PROBLEM STATEMENT
Show every line of the data that includes the word "icon".

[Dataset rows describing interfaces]
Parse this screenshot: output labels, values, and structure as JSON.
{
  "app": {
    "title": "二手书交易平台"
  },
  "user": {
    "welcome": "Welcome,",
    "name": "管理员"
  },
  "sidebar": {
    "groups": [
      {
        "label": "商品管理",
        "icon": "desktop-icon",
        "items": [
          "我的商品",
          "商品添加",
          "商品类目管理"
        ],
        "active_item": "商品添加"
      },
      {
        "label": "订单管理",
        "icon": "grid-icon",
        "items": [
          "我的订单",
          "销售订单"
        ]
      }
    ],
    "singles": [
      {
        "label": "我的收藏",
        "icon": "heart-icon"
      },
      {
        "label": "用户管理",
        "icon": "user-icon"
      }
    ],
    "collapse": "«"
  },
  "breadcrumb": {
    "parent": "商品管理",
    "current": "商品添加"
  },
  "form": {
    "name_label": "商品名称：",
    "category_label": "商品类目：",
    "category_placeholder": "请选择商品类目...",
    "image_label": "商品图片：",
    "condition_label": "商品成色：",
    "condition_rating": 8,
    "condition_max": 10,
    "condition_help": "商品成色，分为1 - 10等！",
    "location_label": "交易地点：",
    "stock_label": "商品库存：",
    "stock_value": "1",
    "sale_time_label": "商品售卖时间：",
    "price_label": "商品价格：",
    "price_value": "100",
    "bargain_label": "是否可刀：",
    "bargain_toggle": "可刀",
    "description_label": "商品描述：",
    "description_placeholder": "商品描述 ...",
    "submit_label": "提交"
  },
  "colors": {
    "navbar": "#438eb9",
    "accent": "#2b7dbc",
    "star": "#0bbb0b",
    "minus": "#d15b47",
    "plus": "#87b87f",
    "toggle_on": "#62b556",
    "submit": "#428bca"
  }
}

RESULT OF THE EXERCISE
        "icon": "desktop-icon",
        "icon": "grid-icon",
        "icon": "heart-icon"
        "icon": "user-icon"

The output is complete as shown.